Unfinished hardwood flooring is such a mystery, and most people wonder how it’s even made. Well, no need to wonder anymore because we have created this blog post specifically to illuminate you and tell you how.
The most amazing thing you will learn is that a lot of thought goes into it, it’s not just a simple job, and it requires some serious skill.
Let’s get started!
How is it done?
When looking into unfinished hardwood flooring near me, my goal is to identify how this process happens. It starts with the logs being brought in from the timber stands, and then they are separated and scaled using their species.
Once the bark is taken off, they are brought up to the head sawyer, turning them into cants.
The term “cant” refers to what you call a log after being squared away, but before being cut into aboard.
Logs – Before They Are Cants
The head sawyer for most unfinished hardwood flooring Tampa companies will decide for each of the logs and determine whether they are going to be the final product.
He has to examine the logs before they are squared off quickly.
Putting boards in the edger
Once they have been cut from the cant, they should then go through the edger to be cleaned up using a straight edge before going through the lumber grader to determine the grade for each board.
This requires quick thinking, and some math is involved.
The boards are stacked and go through the end trimmer, leaving them at a uniform length.
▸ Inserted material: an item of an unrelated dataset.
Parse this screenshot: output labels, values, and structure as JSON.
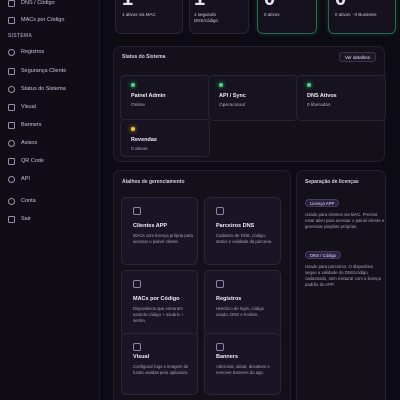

All of the boards are well utilized, which means there is no wastage.
When I visit any unfinished wood flooring near me, I find the following items;
- Sawdust – this one is used for the dry kilns.
- Bark – this one is sold to the landscapers.
Scraps – this one is put into the chipper and then sent over to the paper mills.
Kiln in Drying Lumber
This is one of the most energy-intensive parts of the whole process and hardwood floor production.
Fortunately for most unfinished hardwood flooring companies, the kilns can be heated to make sawdust.
The drying process is also critical to the quality of the hardwood floor and its quality.
For example – the quarter-sawn or white oak should take around two months to dry, depending on how green it was, to begin with.
The maple can take around10 days to dry.